Task objective: Return all of the entries word for word, but omit the pictures they contain.
###
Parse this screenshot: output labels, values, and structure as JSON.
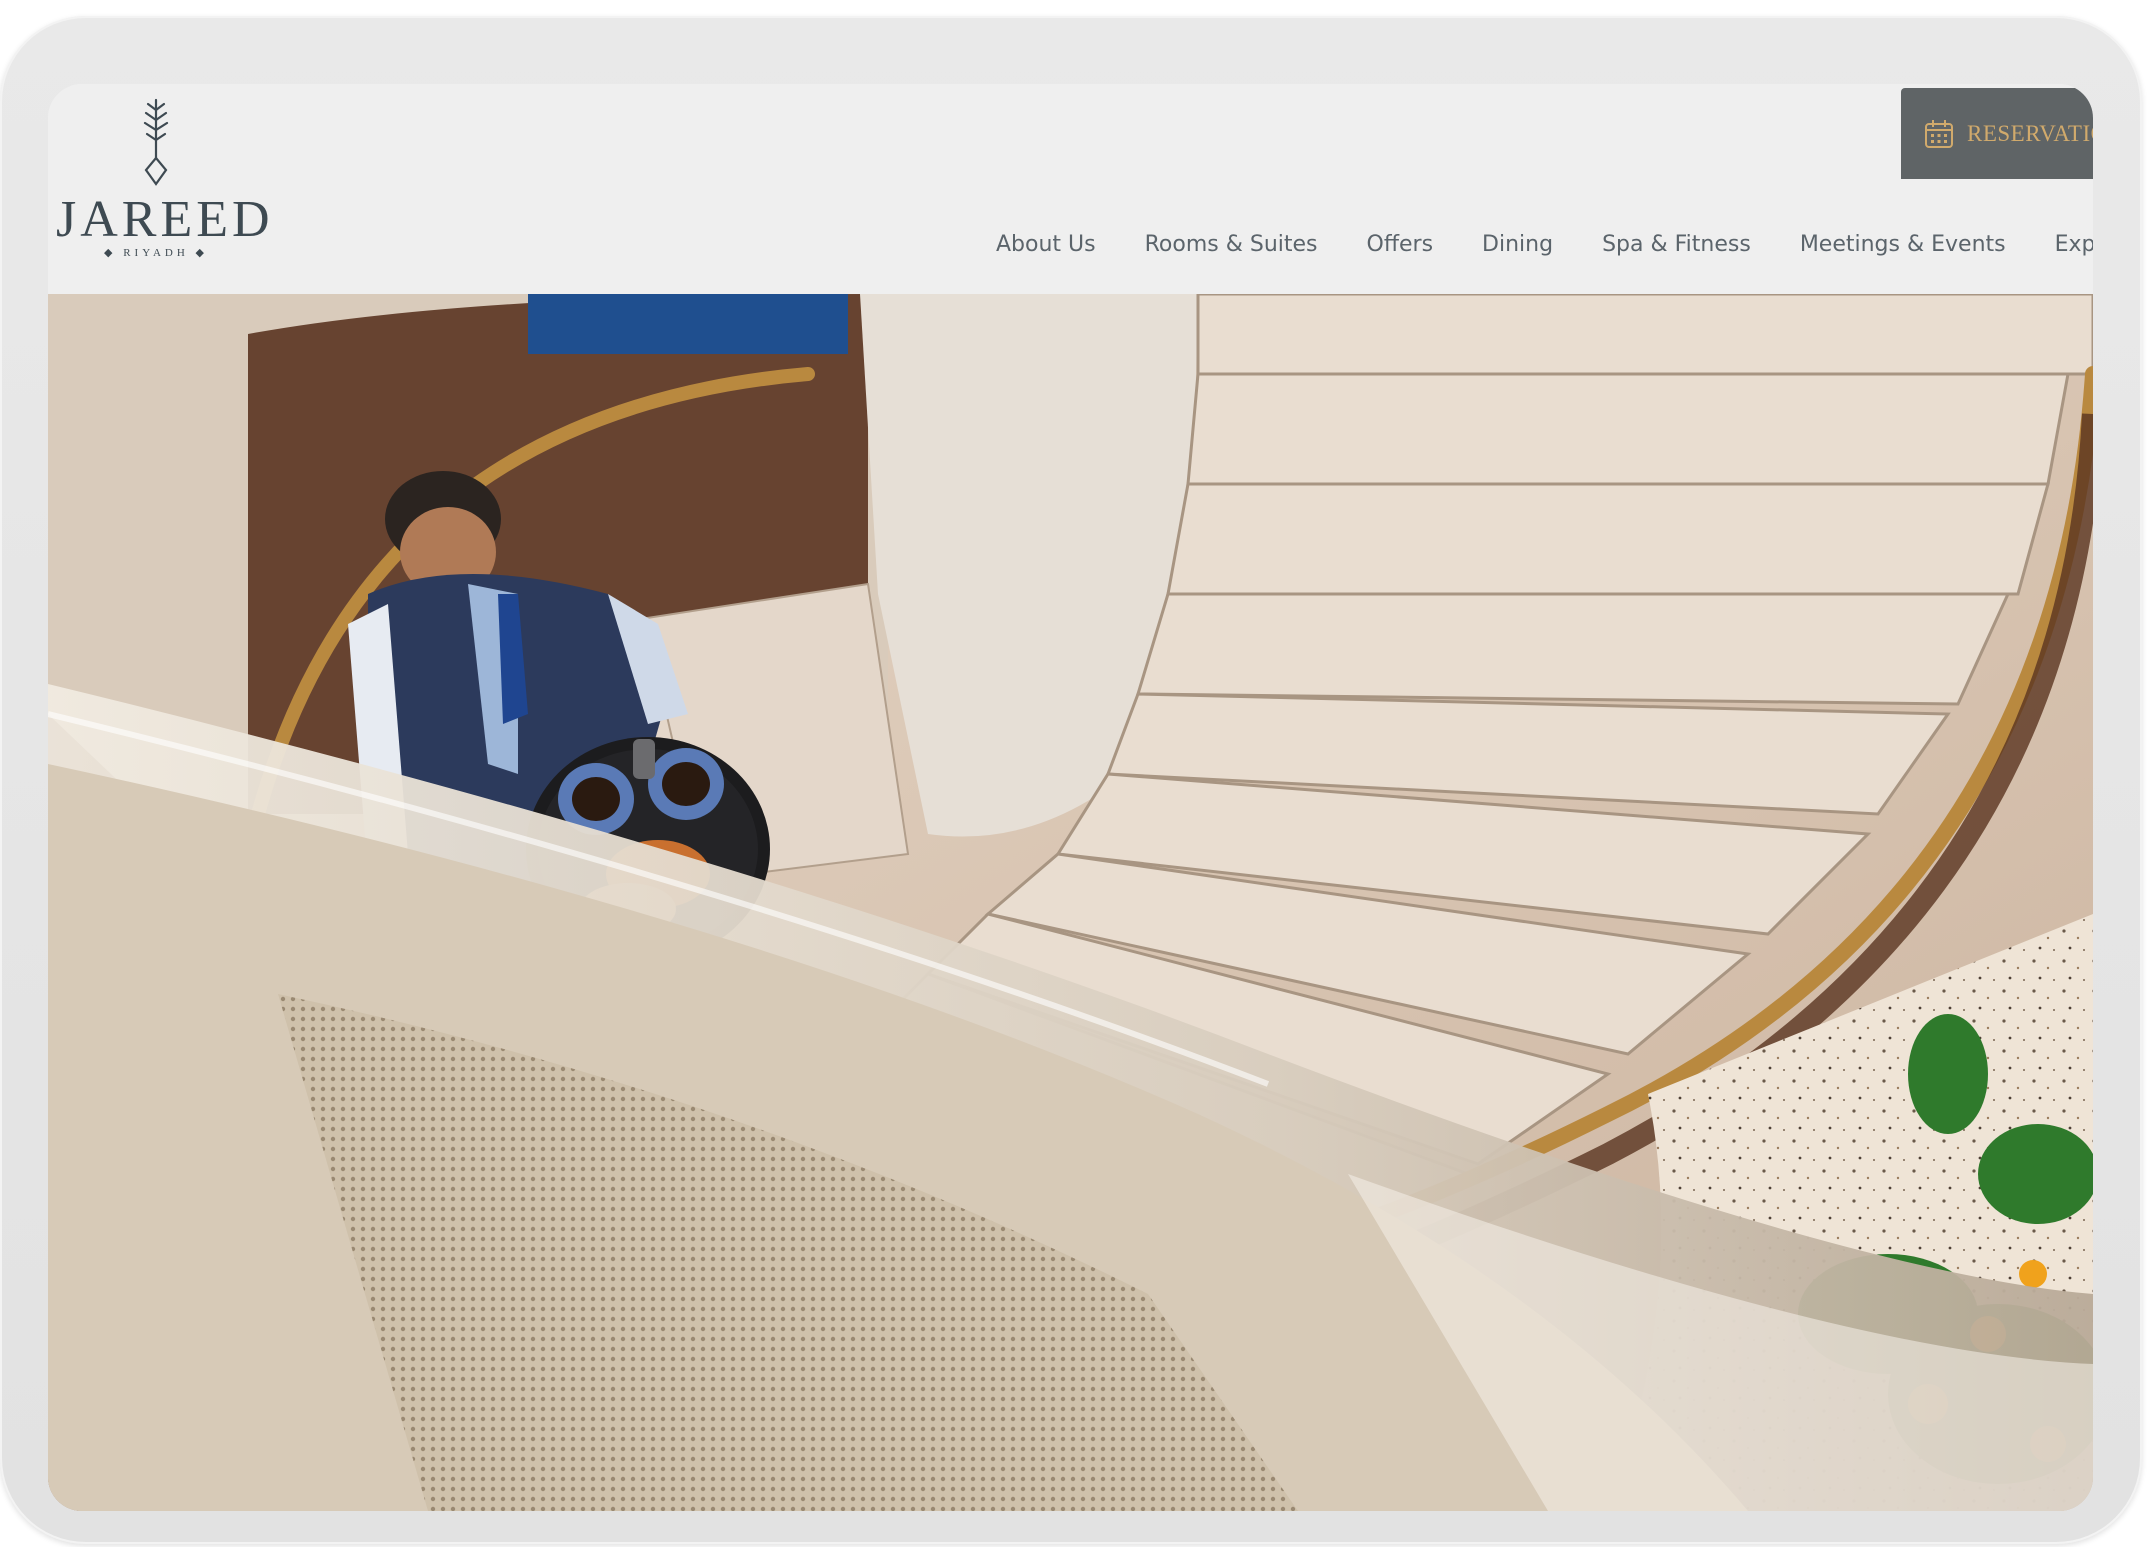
{
  "header": {
    "logo": {
      "word": "JAREED",
      "sub": "RIYADH"
    },
    "reservations_label": "RESERVATIONS",
    "nav": [
      "About Us",
      "Rooms & Suites",
      "Offers",
      "Dining",
      "Spa & Fitness",
      "Meetings & Events",
      "Experiences"
    ]
  },
  "hero": {
    "image": "spiral-staircase-waiter-photo"
  },
  "colors": {
    "header_bg": "#efefef",
    "logo_text": "#3e4a52",
    "nav_text": "#5b646b",
    "reservations_bg": "#5f6466",
    "reservations_text": "#d1aa6c",
    "device_frame": "#e6e6e6"
  },
  "icons": {
    "logo_mark": "tree-key-icon",
    "reservations": "calendar-icon"
  }
}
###
Answer section:
Parse this screenshot: output labels, values, and structure as JSON.
{
  "header": {
    "logo": {
      "word": "JAREED",
      "sub": "RIYADH"
    },
    "reservations_label": "RESERVATIONS",
    "nav": [
      "About Us",
      "Rooms & Suites",
      "Offers",
      "Dining",
      "Spa & Fitness",
      "Meetings & Events",
      "Experiences"
    ]
  },
  "hero": {
    "image": "spiral-staircase-waiter-photo"
  },
  "colors": {
    "header_bg": "#efefef",
    "logo_text": "#3e4a52",
    "nav_text": "#5b646b",
    "reservations_bg": "#5f6466",
    "reservations_text": "#d1aa6c",
    "device_frame": "#e6e6e6"
  },
  "icons": {
    "logo_mark": "tree-key-icon",
    "reservations": "calendar-icon"
  }
}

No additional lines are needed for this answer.